Last week was not kind to big government advocates, as the Gov.Bobby Jindal Administration officials reported that its privatization efforts had yielded hundreds of millions of dollars in savings from health care initiatives.
If it wasn’t enough that private operation of eight state hospitals seemed on course to save $52 million this past fiscal year, or that privatization of the operations of the Office of Group Benefits with other efficiency measures were expected to save $114 million, the jackpot was the amount from the first of the initiatives, changing Medicaid from a fee-for-service to a managed capitation system. Louisiana’s Joint Legislative Committee on the Budget was told by the Department of Health and Hospitals that the predicted first year of savings reached its $135.9 million goal.
Better, the figure could go much higher. Presently, five different plans are available, with three using a model of premium payment to an administrator coordinating providers and two where the role essentially get combined. Data from the first 10 months of 2013 revealed that on average the difference in payment per different kind of plan was about $13 per client month, Thus, DHH has decided that as of February of next year the only kind of plan offered will the premium payment kind, meaning about half of the nearly 800,000 covered individuals will have to switch.
Upon doing so, the savings could be substantial. The managed capitation plans cost $232.80 per member month, while traditional FFS Medicaid cost $262.34. If the same gap continues for next year that means that if the most recent total of about 918,000 regular enrollees (that is, not including elderly and disabled) stays the same with all enrolled (new rules will ensure this), the state will save over $325 million next year.
And that could grow because elderly and disabled individuals receiving services under Medicaid waivers, currently still operating under the FFS model, will begin migrating to the managed capitation model. The ability to do this and any savings are harder to predict, because the intense nature of some service provision lends itself poorly to the managed capitation model and therefore would not work well, and of others that can be managed, because these clients need so many and intense services that the margins probably won’t be as great in the aggregate. Still, any savings brings more taxpayer relief and the ability to serve more people.
Best of all, DHH notes no reduction in the quality of care and hopes with new rules to improve it still, mirroring the increase in services being offered under private state hospital management and in the continued provision of benefits to state employees and retirees with the only reductions occurring at the margins for efficiency sake.

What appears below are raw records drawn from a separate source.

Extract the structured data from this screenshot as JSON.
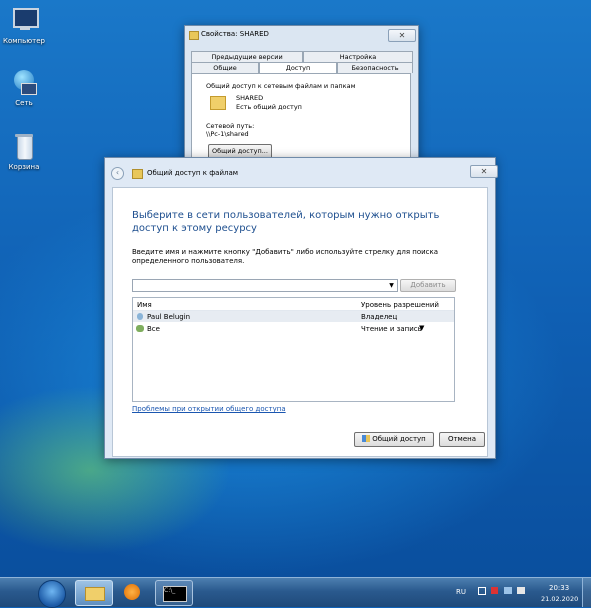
{
  "desktop": {
    "icons": [
      {
        "label": "Компьютер",
        "icon": "computer-icon"
      },
      {
        "label": "Сеть",
        "icon": "network-icon"
      },
      {
        "label": "Корзина",
        "icon": "recycle-bin-icon"
      }
    ]
  },
  "properties_window": {
    "title": "Свойства: SHARED",
    "tabs_top": [
      "Предыдущие версии",
      "Настройка"
    ],
    "tabs_bottom": [
      "Общие",
      "Доступ",
      "Безопасность"
    ],
    "active_tab": "Доступ",
    "group_label": "Общий доступ к сетевым файлам и папкам",
    "folder_name": "SHARED",
    "folder_status": "Есть общий доступ",
    "network_path_label": "Сетевой путь:",
    "network_path": "\\\\Pc-1\\shared",
    "share_button": "Общий доступ..."
  },
  "share_dialog": {
    "title": "Общий доступ к файлам",
    "heading": "Выберите в сети пользователей, которым нужно открыть доступ к этому ресурсу",
    "instruction": "Введите имя и нажмите кнопку \"Добавить\" либо используйте стрелку для поиска определенного пользователя.",
    "name_input_value": "",
    "add_button": "Добавить",
    "columns": [
      "Имя",
      "Уровень разрешений"
    ],
    "rows": [
      {
        "name": "Paul Belugin",
        "permission": "Владелец",
        "icon": "user-icon"
      },
      {
        "name": "Все",
        "permission": "Чтение и запись",
        "icon": "group-icon",
        "has_dropdown": true
      }
    ],
    "help_link": "Проблемы при открытии общего доступа",
    "share_button": "Общий доступ",
    "cancel_button": "Отмена"
  },
  "taskbar": {
    "language": "RU",
    "time": "20:33",
    "date": "21.02.2020"
  }
}
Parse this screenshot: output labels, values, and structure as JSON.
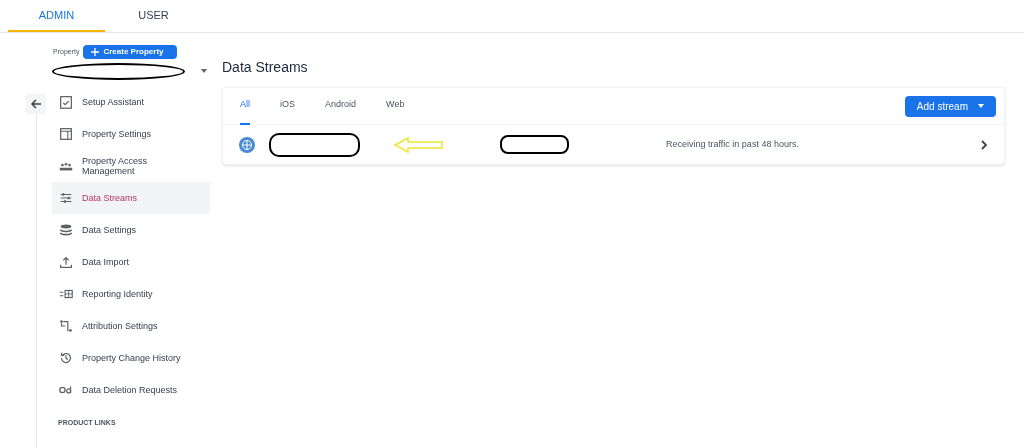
{
  "top_tabs": [
    {
      "label": "ADMIN",
      "selected": true
    },
    {
      "label": "USER",
      "selected": false
    }
  ],
  "property": {
    "label": "Property",
    "create_button": "Create Property"
  },
  "menu": [
    {
      "label": "Setup Assistant",
      "selected": false
    },
    {
      "label": "Property Settings",
      "selected": false
    },
    {
      "label": "Property Access Management",
      "selected": false
    },
    {
      "label": "Data Streams",
      "selected": true
    },
    {
      "label": "Data Settings",
      "selected": false
    },
    {
      "label": "Data Import",
      "selected": false
    },
    {
      "label": "Reporting Identity",
      "selected": false
    },
    {
      "label": "Attribution Settings",
      "selected": false
    },
    {
      "label": "Property Change History",
      "selected": false
    },
    {
      "label": "Data Deletion Requests",
      "selected": false
    }
  ],
  "product_links_heading": "PRODUCT LINKS",
  "page_title": "Data Streams",
  "stream_tabs": [
    {
      "label": "All",
      "selected": true
    },
    {
      "label": "iOS",
      "selected": false
    },
    {
      "label": "Android",
      "selected": false
    },
    {
      "label": "Web",
      "selected": false
    }
  ],
  "add_button": "Add stream",
  "streams": [
    {
      "status": "Receiving traffic in past 48 hours."
    }
  ]
}
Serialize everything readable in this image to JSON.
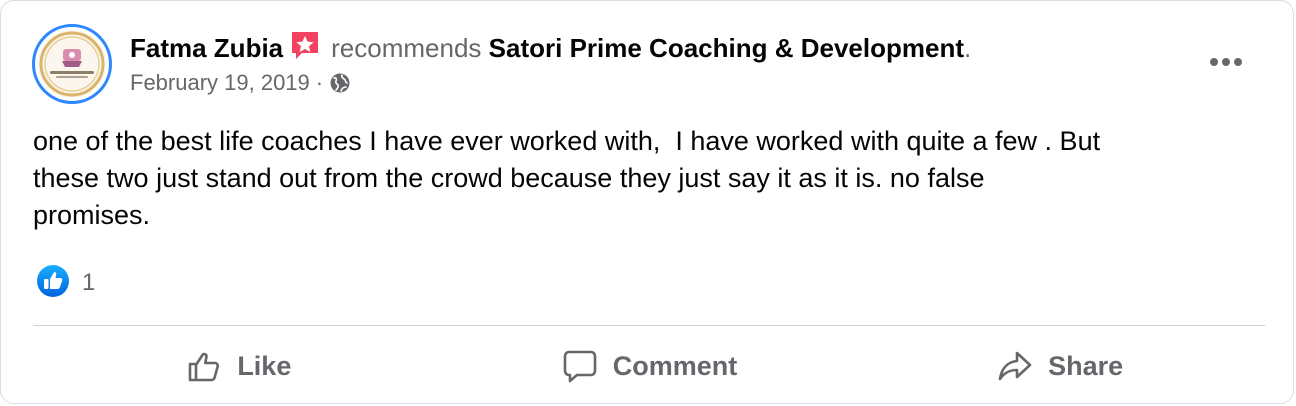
{
  "post": {
    "author": "Fatma Zubia",
    "verb": "recommends",
    "page_name": "Satori Prime Coaching & Development",
    "trailing_period": ".",
    "date": "February 19, 2019",
    "date_separator": "·",
    "audience_icon": "globe-icon",
    "badge_icon": "recommendation-star-icon",
    "text": "one of the best life coaches I have ever worked with,  I have worked with quite a few . But\nthese two just stand out from the crowd because they just say it as it is. no false\npromises."
  },
  "reactions": {
    "icon": "like-reaction-icon",
    "count": "1"
  },
  "actions": {
    "like_label": "Like",
    "comment_label": "Comment",
    "share_label": "Share"
  },
  "colors": {
    "accent_blue": "#2d88ff",
    "badge_red": "#f3425f",
    "secondary_text": "#65676b",
    "primary_text": "#050505"
  }
}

In the aggregate, the three combined promise to produce, given these assumptions, $491 million in savings because of privatization next year, or about 2 percent of the total budget but about 4 percent of all state-generated tax revenues, will overall service provision not reduced in quality or quantity.
Those wedded to Louisiana’s populist past, from gubernatorial candidates to political party politician hacks to special interests and the big government ideologues that give them aid and comfort, will not address, much less admit, these empirical verifications of the basic understanding that when private sector providers of something exist in a competitive marketplace, they always will perform that service more cheaply than government at a level of quality no worse than government. That fact offends the command-and-control mentality of these sycophants, and its inconvenience to their worldviews should not be allowed to slow, much less reverse, the demonstrated benefits privatization has had for Louisianans.